Despite Monarchs co promoter John Campbell expressing the view that there has been too much “negativity” surrounding the club when he addressed fans at their recent video show in the city, Harley denied that was a side swipe at the Trust, insisting: “No, John is well behind what we are doing as are the rest of the board. And, while we are independent of the board, we want to work with them to improve the club’s financial stability. But we cannot do it on our own unless we get a massive take-up by supporters.”
Following two public meetings at the weekend, Harley says the Trust are still short of their proposed 100 member target but is confident that figure can be reached once the season starts next month.
“We do not have any official targets”, he said. “But we would love to see a hundred people sign up. We are certainly working towards that figure. If people are able to pledge ten or twenty pounds each month then that could make a huge difference to the club.”
Monarchs supporters raised £30,000 to keep the club afloat at the end of 2012. And, in addition, also received personal donations from five individuals which amounted to over £60,000.
Harley is aware that some supporters may feel their goodwill is being stetched to breaking point so soon after that rescue. He said: “I think the hope back then was that the club’s future had been secured. But the reality is they’ve had a couple of seasons that have been very expensive since then and that is why all that money has been used up.

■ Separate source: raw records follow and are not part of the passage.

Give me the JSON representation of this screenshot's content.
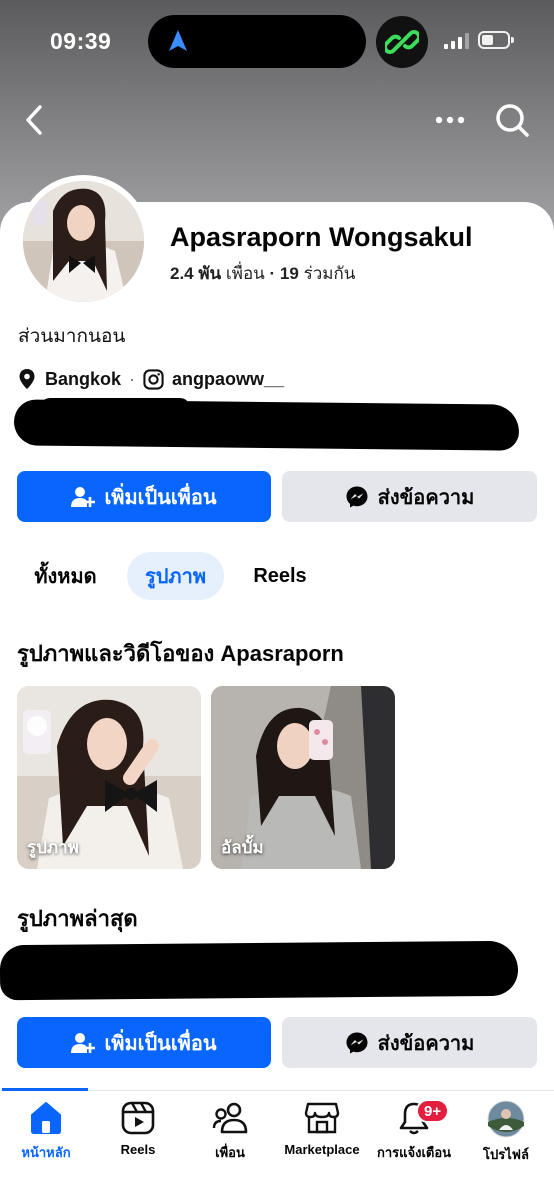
{
  "status_bar": {
    "time": "09:39"
  },
  "header": {
    "back_icon": "chevron-left-icon",
    "more_icon": "more-dots-icon",
    "search_icon": "search-icon"
  },
  "profile": {
    "name": "Apasraporn Wongsakul",
    "friends_count": "2.4 พัน",
    "friends_label": "เพื่อน",
    "separator": "·",
    "mutual_count": "19",
    "mutual_label": "ร่วมกัน",
    "bio": "ส่วนมากนอน",
    "location": "Bangkok",
    "instagram": "angpaoww__"
  },
  "actions": {
    "add_friend": "เพิ่มเป็นเพื่อน",
    "message": "ส่งข้อความ"
  },
  "tabs": [
    {
      "label": "ทั้งหมด",
      "active": false
    },
    {
      "label": "รูปภาพ",
      "active": true
    },
    {
      "label": "Reels",
      "active": false
    }
  ],
  "photos_section": {
    "title": "รูปภาพและวิดีโอของ Apasraporn",
    "tiles": [
      {
        "label": "รูปภาพ"
      },
      {
        "label": "อัลบั้ม"
      }
    ]
  },
  "recent_section": {
    "title": "รูปภาพล่าสุด"
  },
  "bottom_nav": [
    {
      "label": "หน้าหลัก",
      "icon": "home-icon",
      "active": true
    },
    {
      "label": "Reels",
      "icon": "reels-icon",
      "active": false
    },
    {
      "label": "เพื่อน",
      "icon": "friends-icon",
      "active": false
    },
    {
      "label": "Marketplace",
      "icon": "marketplace-icon",
      "active": false
    },
    {
      "label": "การแจ้งเตือน",
      "icon": "bell-icon",
      "active": false
    },
    {
      "label": "โปรไฟล์",
      "icon": "profile-avatar",
      "active": false
    }
  ],
  "notification_badge": "9+",
  "colors": {
    "accent": "#0866ff",
    "secondary_button": "#e4e6eb",
    "badge": "#e41e3f",
    "active_tab_bg": "#e6f0fd"
  }
}
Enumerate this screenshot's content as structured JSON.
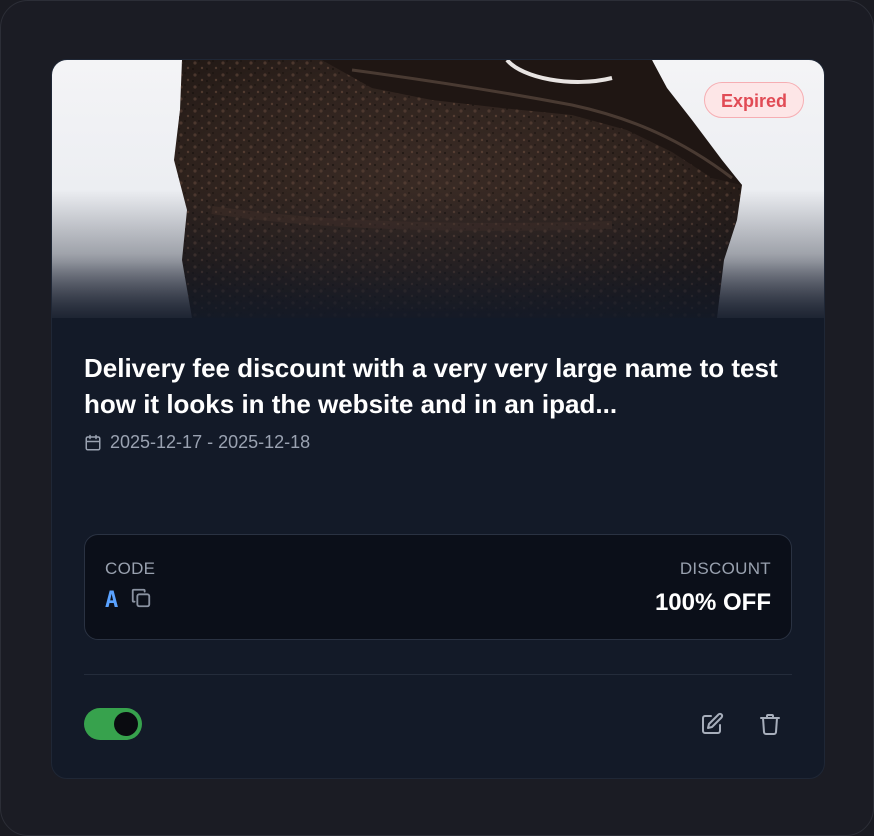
{
  "coupon": {
    "status_badge": "Expired",
    "title": "Delivery fee discount with a very very large name to test how it looks in the website and in an ipad...",
    "date_range": "2025-12-17 - 2025-12-18",
    "code_label": "CODE",
    "code": "A",
    "discount_label": "DISCOUNT",
    "discount": "100% OFF",
    "active": true,
    "image_subject": "chocolate cake slice"
  },
  "icons": {
    "calendar": "calendar-icon",
    "copy": "copy-icon",
    "edit": "edit-icon",
    "delete": "trash-icon"
  },
  "colors": {
    "expired_badge_text": "#e14b55",
    "expired_badge_bg": "#fde6e7",
    "code_accent": "#5aa2ff",
    "toggle_on": "#37a24d"
  }
}
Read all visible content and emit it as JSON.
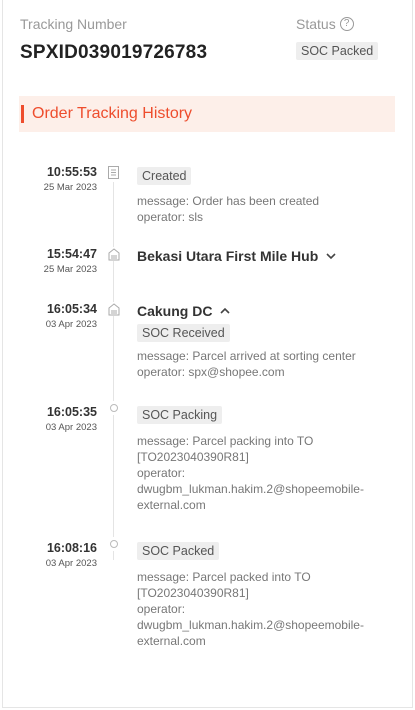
{
  "header": {
    "tracking_label": "Tracking Number",
    "tracking_number": "SPXID039019726783",
    "status_label": "Status",
    "status_value": "SOC Packed"
  },
  "history": {
    "title": "Order Tracking History"
  },
  "events": [
    {
      "time": "10:55:53",
      "date": "25 Mar 2023",
      "badge": "Created",
      "message": "message: Order has been created",
      "operator": "operator: sls",
      "icon": "document-icon"
    },
    {
      "time": "15:54:47",
      "date": "25 Mar 2023",
      "title": "Bekasi Utara First Mile Hub",
      "icon": "warehouse-icon",
      "toggle": "chevron-down-icon"
    },
    {
      "time": "16:05:34",
      "date": "03 Apr 2023",
      "title": "Cakung DC",
      "badge": "SOC Received",
      "message": "message: Parcel arrived at sorting center",
      "operator": "operator: spx@shopee.com",
      "icon": "warehouse-icon",
      "toggle": "chevron-up-icon"
    },
    {
      "time": "16:05:35",
      "date": "03 Apr 2023",
      "badge": "SOC Packing",
      "message_lines": [
        "message: Parcel packing into TO",
        "[TO2023040390R81]"
      ],
      "operator_lines": [
        "operator:",
        "dwugbm_lukman.hakim.2@shopeemobile-",
        "external.com"
      ]
    },
    {
      "time": "16:08:16",
      "date": "03 Apr 2023",
      "badge": "SOC Packed",
      "message_lines": [
        "message: Parcel packed into TO",
        "[TO2023040390R81]"
      ],
      "operator_lines": [
        "operator:",
        "dwugbm_lukman.hakim.2@shopeemobile-",
        "external.com"
      ]
    }
  ]
}
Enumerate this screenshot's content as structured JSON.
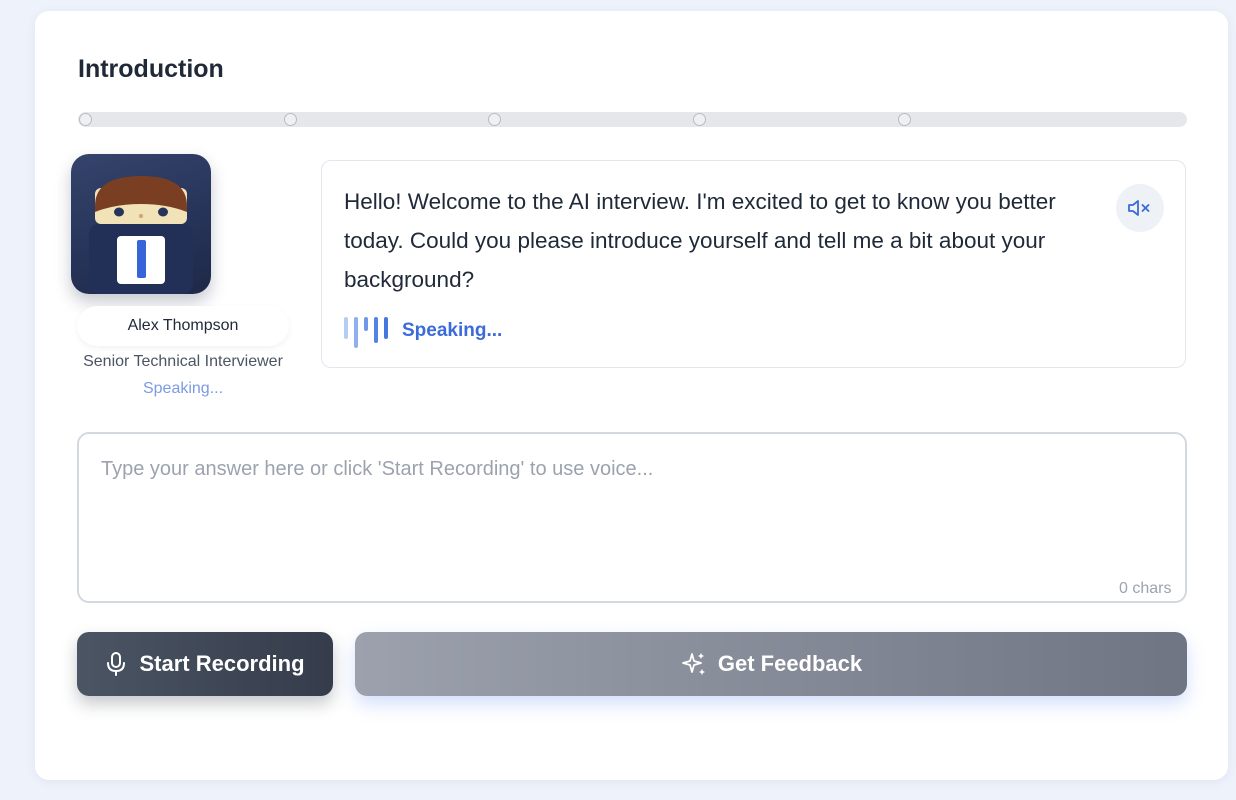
{
  "section": {
    "title": "Introduction"
  },
  "progress": {
    "steps_total": 5,
    "colors": {
      "track": "#e5e7eb",
      "dot": "#eef0f3"
    }
  },
  "interviewer": {
    "name": "Alex Thompson",
    "role": "Senior Technical Interviewer",
    "status": "Speaking..."
  },
  "question": {
    "text": "Hello! Welcome to the AI interview. I'm excited to get to know you better today. Could you please introduce yourself and tell me a bit about your background?",
    "speaking_label": "Speaking...",
    "mute_icon": "speaker-muted-icon"
  },
  "answer": {
    "value": "",
    "placeholder": "Type your answer here or click 'Start Recording' to use voice...",
    "char_count": "0 chars"
  },
  "actions": {
    "record_label": "Start Recording",
    "record_icon": "microphone-icon",
    "feedback_label": "Get Feedback",
    "feedback_icon": "sparkles-icon"
  },
  "colors": {
    "accent": "#3b6bd9",
    "text": "#1f2937",
    "record_button": "#4b5563",
    "feedback_button": "#868b98"
  }
}
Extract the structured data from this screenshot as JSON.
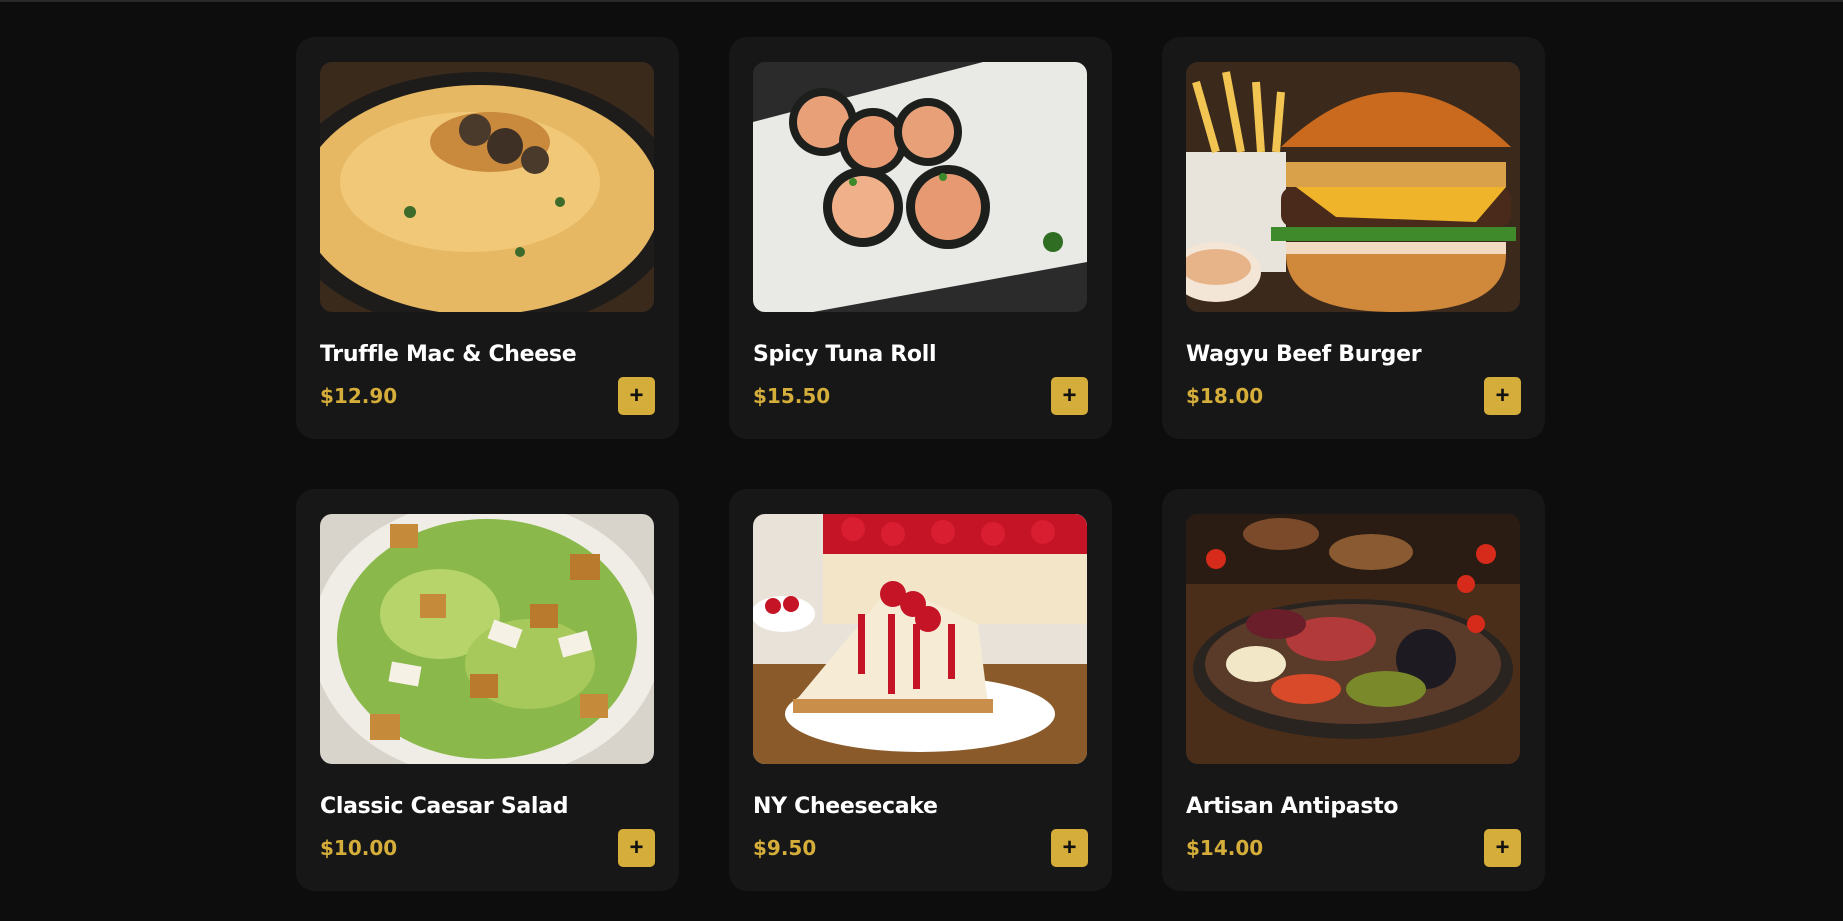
{
  "menu": {
    "items": [
      {
        "name": "Truffle Mac & Cheese",
        "price": "$12.90",
        "add_label": "+"
      },
      {
        "name": "Spicy Tuna Roll",
        "price": "$15.50",
        "add_label": "+"
      },
      {
        "name": "Wagyu Beef Burger",
        "price": "$18.00",
        "add_label": "+"
      },
      {
        "name": "Classic Caesar Salad",
        "price": "$10.00",
        "add_label": "+"
      },
      {
        "name": "NY Cheesecake",
        "price": "$9.50",
        "add_label": "+"
      },
      {
        "name": "Artisan Antipasto",
        "price": "$14.00",
        "add_label": "+"
      }
    ]
  },
  "colors": {
    "background": "#0d0d0d",
    "card": "#171717",
    "accent": "#d4ad3a",
    "title_text": "#ffffff"
  },
  "icons": {
    "add": "plus-icon"
  }
}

“And this is the reason why we have used a fans trust approach to make things more manageable for supporters to try and share the financial load. I accept some fans may think they have done enough already. But, speaking personally, if I want to watch my speedway on a Friday night it is going to cost me a little bit more. And, if we all want our speedway to continue every Friday, we need to do something about it. We must try and encourage supporters to sign up to raise the money we need to stabilise Monarchs’ finances.”
Asked to explain why supporters did not turn out in sufficent numbers last season which could have kept Monarchs in the black, Harley states: “We still got crowds of 1000 at the end of the season, though it wasn’t as many as we used to get.
“In truth, some have drifted away and a lot more needs to be done in terms of marketing etc to get them back. I thought last season was certainly better than the attendances in 2013. But people nowadays have other things to do and we are not in the same era when Monarchs first moved to Armadale in the nineties.”
Harley insists the Monarchs Fans Trust has a broader canvas than just raising funds, explaining: “We want to try and come up with some fresh ideas and some fresh perspectives on how to take Monarchs forward. Hopefully, if we can build up a financial surplus we can achieve some of our goals.
“We don’t want to see Monarchs die and hopefully if this season is better from a crowd point of view we can think about things such as a training track in the future which would help get Scottish riders back into the sport again. I’s disappointing we don’t have any in the team this year.”